. First, the experiments, such as the particle size distribution (PSD) and mass generation rate measurement, are conducted to simulate the zero-dimensional model and CFD. The experiments of the model parameters are performed in a large well-controlled chamber. Then, zero-dimensional spray simulation, CFD spray simulation and the aerosol concentration measurement by spray are performed. The three results were performed based on the same chamber volume and particle information (PSD, mass generation rate and injection time). Finally, the feasibility of the zero-dimensional spray model result is evaluated by the CFD results and the measurement results. Additionally, the CFD results were compared with the experimental results of the biocide aerosol concentration at the same measurement positions in order to verify the feasible use of CFD for exposure estimation.
In this paper, we investigated the applicability of CFD for inhalation exposure assessment from biocide spray in order to solve the spatial problem of the zero-dimensional space model and the time/cost-consuming problem of measurement methods. The CFD results of the sprayed aerosol concentration in various positions were compared with measurement results and the zero-dimensional spray model results. The results of the three methods were compared for 3600 s of physics/simulation. The conclusions can be drawn as follows:

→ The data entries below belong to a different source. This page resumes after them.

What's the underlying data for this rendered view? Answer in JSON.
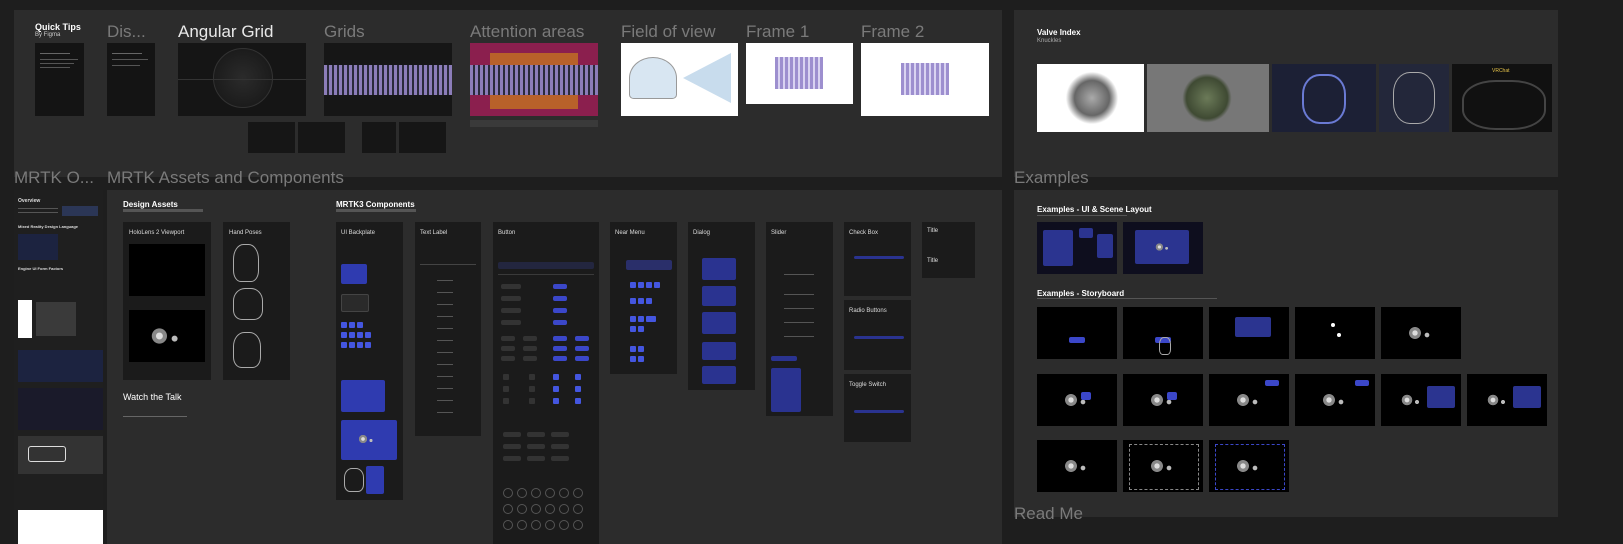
{
  "sections": {
    "top_left": {
      "quick_tips": {
        "title": "Quick Tips",
        "subtitle": "By Figma"
      },
      "frames": [
        {
          "title": "Dis..."
        },
        {
          "title": "Angular Grid"
        },
        {
          "title": "Grids"
        },
        {
          "title": "Attention areas"
        },
        {
          "title": "Field of view"
        },
        {
          "title": "Frame 1"
        },
        {
          "title": "Frame 2"
        }
      ]
    },
    "valve_index": {
      "title": "Valve Index",
      "subtitle": "Knuckles"
    },
    "mrtk_overview": {
      "title": "MRTK O...",
      "items": [
        "Overview",
        "Mixed Reality Design Language",
        "Engine UI Form Factors",
        "Button"
      ]
    },
    "mrtk_assets": {
      "title": "MRTK Assets and Components",
      "design_assets": {
        "title": "Design Assets",
        "cards": [
          "HoloLens 2 Viewport",
          "Hand Poses"
        ]
      },
      "watch_talk": {
        "title": "Watch the Talk"
      },
      "mrtk3_components": {
        "title": "MRTK3 Components",
        "cards": [
          "UI Backplate",
          "Text Label",
          "Button",
          "Near Menu",
          "Dialog",
          "Slider",
          "Check Box",
          "Title"
        ],
        "extra_cards": [
          "Radio Buttons",
          "Toggle Switch",
          "Title"
        ]
      }
    },
    "examples": {
      "title": "Examples",
      "ui_layout": {
        "title": "Examples - UI & Scene Layout"
      },
      "storyboard": {
        "title": "Examples - Storyboard"
      }
    },
    "read_me": {
      "title": "Read Me"
    }
  },
  "colors": {
    "canvas": "#1e1e1e",
    "section": "#2c2c2c",
    "accent": "#3b47c9",
    "purple": "#9d8fcf"
  }
}
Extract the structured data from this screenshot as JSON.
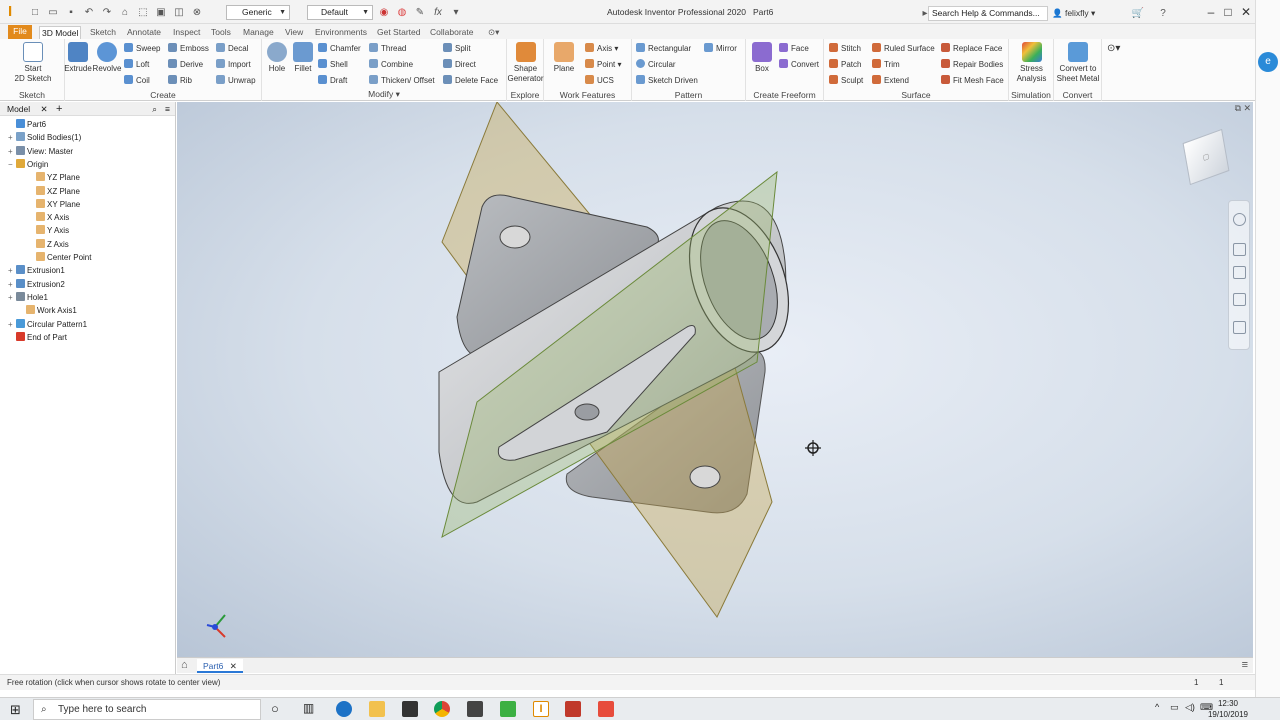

(1) The zero-dimensional spray model results, the experimental results in the far field and CFD in the far field show relatively good results when compared to each other. However, the spray model shows an underestimation of approximately five times when compared with the CFD results in the near field and experimental results in the near field. In this study, it was shown that exposure evaluation should be performed using CFD or experimental methods rather than the conventional zero-dimensional model.
(2) When the concentration measurement is performed at various locations using experimental methodology, the cost generated and time required are enormous. The results of measuring the concentration of aerosols at five locations and the CFD results at the same location were compared to show the possibility of evaluating inhalation exposure at various locations using CFD. The experimental result includes an error bar representing the minimum, average and maximum. It can be seen that the CFD value at each measurement location is within the experimental error range. In this study, it was shown that the experimental cost and time problem for inhalation exposure can be reasonably solved using CFD.
In other words, in the field of exposure science, a guideline for exposure evaluation using CFD was found that complements the shortcomings of the conventional methodology, the zero-dimensional spray model and measurement method.
However, CFD generates a relatively high computational cost for the simulation of exposure estimation. It is difficult to estimate the exposure according to the user’s needs. To address these computational cost problems, machine learning modeling methods based on simulation data are used in various industries [29
]. Therefore, in future research, we will develop a machine learning model with spatial information as an input variable and spatial concentration as an output variable to predict concentration according to various spatial structures and characteristics.